▶ _Brief_:
From the first line to the last, set down the data exactly as given.

▶ _Data to examine_:
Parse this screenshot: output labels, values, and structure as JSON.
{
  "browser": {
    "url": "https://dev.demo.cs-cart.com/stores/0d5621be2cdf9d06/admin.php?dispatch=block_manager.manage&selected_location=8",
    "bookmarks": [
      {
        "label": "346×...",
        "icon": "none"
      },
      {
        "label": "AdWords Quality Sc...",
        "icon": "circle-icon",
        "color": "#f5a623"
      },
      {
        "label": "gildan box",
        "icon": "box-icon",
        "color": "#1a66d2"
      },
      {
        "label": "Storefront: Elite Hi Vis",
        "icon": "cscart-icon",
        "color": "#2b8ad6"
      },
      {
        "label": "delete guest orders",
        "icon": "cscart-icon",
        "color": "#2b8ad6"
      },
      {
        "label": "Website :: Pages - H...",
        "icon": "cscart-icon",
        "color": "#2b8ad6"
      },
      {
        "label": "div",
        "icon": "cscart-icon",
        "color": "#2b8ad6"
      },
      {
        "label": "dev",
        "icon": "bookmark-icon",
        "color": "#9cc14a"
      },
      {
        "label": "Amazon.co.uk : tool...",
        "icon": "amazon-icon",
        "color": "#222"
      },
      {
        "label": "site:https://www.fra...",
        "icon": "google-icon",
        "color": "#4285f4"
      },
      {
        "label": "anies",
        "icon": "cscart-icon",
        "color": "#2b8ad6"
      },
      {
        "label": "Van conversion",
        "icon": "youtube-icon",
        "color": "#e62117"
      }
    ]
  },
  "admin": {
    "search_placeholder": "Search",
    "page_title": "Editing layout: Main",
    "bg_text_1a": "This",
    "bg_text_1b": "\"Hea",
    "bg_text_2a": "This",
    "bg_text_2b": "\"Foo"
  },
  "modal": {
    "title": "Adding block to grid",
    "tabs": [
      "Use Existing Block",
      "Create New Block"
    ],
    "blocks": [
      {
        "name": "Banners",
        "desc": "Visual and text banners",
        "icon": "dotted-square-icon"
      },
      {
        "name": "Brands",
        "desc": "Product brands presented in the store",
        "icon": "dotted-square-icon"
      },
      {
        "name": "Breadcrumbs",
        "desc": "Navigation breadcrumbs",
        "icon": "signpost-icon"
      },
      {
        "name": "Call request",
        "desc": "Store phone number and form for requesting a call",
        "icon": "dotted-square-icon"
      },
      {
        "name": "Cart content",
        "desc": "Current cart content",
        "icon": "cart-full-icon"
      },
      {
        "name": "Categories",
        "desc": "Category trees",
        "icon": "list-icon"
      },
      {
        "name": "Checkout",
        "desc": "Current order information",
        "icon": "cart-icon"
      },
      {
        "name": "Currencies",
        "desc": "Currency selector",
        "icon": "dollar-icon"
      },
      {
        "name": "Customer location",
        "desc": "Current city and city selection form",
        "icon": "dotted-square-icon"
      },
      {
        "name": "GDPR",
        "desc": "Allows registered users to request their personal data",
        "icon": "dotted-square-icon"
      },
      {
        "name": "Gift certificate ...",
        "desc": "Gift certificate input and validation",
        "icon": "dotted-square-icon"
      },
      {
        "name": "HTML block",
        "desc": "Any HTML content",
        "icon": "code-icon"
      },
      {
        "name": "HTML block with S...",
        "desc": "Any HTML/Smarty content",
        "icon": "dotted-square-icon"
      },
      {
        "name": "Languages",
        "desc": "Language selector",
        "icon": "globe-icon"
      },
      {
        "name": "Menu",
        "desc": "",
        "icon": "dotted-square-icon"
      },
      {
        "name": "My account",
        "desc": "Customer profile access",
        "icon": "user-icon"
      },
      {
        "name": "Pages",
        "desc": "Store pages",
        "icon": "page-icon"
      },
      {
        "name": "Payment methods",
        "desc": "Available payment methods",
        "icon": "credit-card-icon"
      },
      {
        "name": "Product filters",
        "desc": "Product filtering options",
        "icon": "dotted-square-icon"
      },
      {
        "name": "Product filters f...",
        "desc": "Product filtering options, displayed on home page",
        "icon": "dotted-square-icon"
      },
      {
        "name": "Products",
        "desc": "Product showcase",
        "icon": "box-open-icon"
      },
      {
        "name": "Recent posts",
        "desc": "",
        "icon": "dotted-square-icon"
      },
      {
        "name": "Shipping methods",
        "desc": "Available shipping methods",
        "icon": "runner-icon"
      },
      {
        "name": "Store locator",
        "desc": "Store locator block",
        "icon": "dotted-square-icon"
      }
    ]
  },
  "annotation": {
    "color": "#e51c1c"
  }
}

▶ _Task result_:
Parse this screenshot: output labels, values, and structure as JSON.
{
  "browser": {
    "url": "https://dev.demo.cs-cart.com/stores/0d5621be2cdf9d06/admin.php?dispatch=block_manager.manage&selected_location=8",
    "bookmarks": [
      {
        "label": "346×...",
        "icon": "none"
      },
      {
        "label": "AdWords Quality Sc...",
        "icon": "circle-icon",
        "color": "#f5a623"
      },
      {
        "label": "gildan box",
        "icon": "box-icon",
        "color": "#1a66d2"
      },
      {
        "label": "Storefront: Elite Hi Vis",
        "icon": "cscart-icon",
        "color": "#2b8ad6"
      },
      {
        "label": "delete guest orders",
        "icon": "cscart-icon",
        "color": "#2b8ad6"
      },
      {
        "label": "Website :: Pages - H...",
        "icon": "cscart-icon",
        "color": "#2b8ad6"
      },
      {
        "label": "div",
        "icon": "cscart-icon",
        "color": "#2b8ad6"
      },
      {
        "label": "dev",
        "icon": "bookmark-icon",
        "color": "#9cc14a"
      },
      {
        "label": "Amazon.co.uk : tool...",
        "icon": "amazon-icon",
        "color": "#222"
      },
      {
        "label": "site:https://www.fra...",
        "icon": "google-icon",
        "color": "#4285f4"
      },
      {
        "label": "anies",
        "icon": "cscart-icon",
        "color": "#2b8ad6"
      },
      {
        "label": "Van conversion",
        "icon": "youtube-icon",
        "color": "#e62117"
      }
    ]
  },
  "admin": {
    "search_placeholder": "Search",
    "page_title": "Editing layout: Main",
    "bg_text_1a": "This",
    "bg_text_1b": "\"Hea",
    "bg_text_2a": "This",
    "bg_text_2b": "\"Foo"
  },
  "modal": {
    "title": "Adding block to grid",
    "tabs": [
      "Use Existing Block",
      "Create New Block"
    ],
    "blocks": [
      {
        "name": "Banners",
        "desc": "Visual and text banners",
        "icon": "dotted-square-icon"
      },
      {
        "name": "Brands",
        "desc": "Product brands presented in the store",
        "icon": "dotted-square-icon"
      },
      {
        "name": "Breadcrumbs",
        "desc": "Navigation breadcrumbs",
        "icon": "signpost-icon"
      },
      {
        "name": "Call request",
        "desc": "Store phone number and form for requesting a call",
        "icon": "dotted-square-icon"
      },
      {
        "name": "Cart content",
        "desc": "Current cart content",
        "icon": "cart-full-icon"
      },
      {
        "name": "Categories",
        "desc": "Category trees",
        "icon": "list-icon"
      },
      {
        "name": "Checkout",
        "desc": "Current order information",
        "icon": "cart-icon"
      },
      {
        "name": "Currencies",
        "desc": "Currency selector",
        "icon": "dollar-icon"
      },
      {
        "name": "Customer location",
        "desc": "Current city and city selection form",
        "icon": "dotted-square-icon"
      },
      {
        "name": "GDPR",
        "desc": "Allows registered users to request their personal data",
        "icon": "dotted-square-icon"
      },
      {
        "name": "Gift certificate ...",
        "desc": "Gift certificate input and validation",
        "icon": "dotted-square-icon"
      },
      {
        "name": "HTML block",
        "desc": "Any HTML content",
        "icon": "code-icon"
      },
      {
        "name": "HTML block with S...",
        "desc": "Any HTML/Smarty content",
        "icon": "dotted-square-icon"
      },
      {
        "name": "Languages",
        "desc": "Language selector",
        "icon": "globe-icon"
      },
      {
        "name": "Menu",
        "desc": "",
        "icon": "dotted-square-icon"
      },
      {
        "name": "My account",
        "desc": "Customer profile access",
        "icon": "user-icon"
      },
      {
        "name": "Pages",
        "desc": "Store pages",
        "icon": "page-icon"
      },
      {
        "name": "Payment methods",
        "desc": "Available payment methods",
        "icon": "credit-card-icon"
      },
      {
        "name": "Product filters",
        "desc": "Product filtering options",
        "icon": "dotted-square-icon"
      },
      {
        "name": "Product filters f...",
        "desc": "Product filtering options, displayed on home page",
        "icon": "dotted-square-icon"
      },
      {
        "name": "Products",
        "desc": "Product showcase",
        "icon": "box-open-icon"
      },
      {
        "name": "Recent posts",
        "desc": "",
        "icon": "dotted-square-icon"
      },
      {
        "name": "Shipping methods",
        "desc": "Available shipping methods",
        "icon": "runner-icon"
      },
      {
        "name": "Store locator",
        "desc": "Store locator block",
        "icon": "dotted-square-icon"
      }
    ]
  },
  "annotation": {
    "color": "#e51c1c"
  }
}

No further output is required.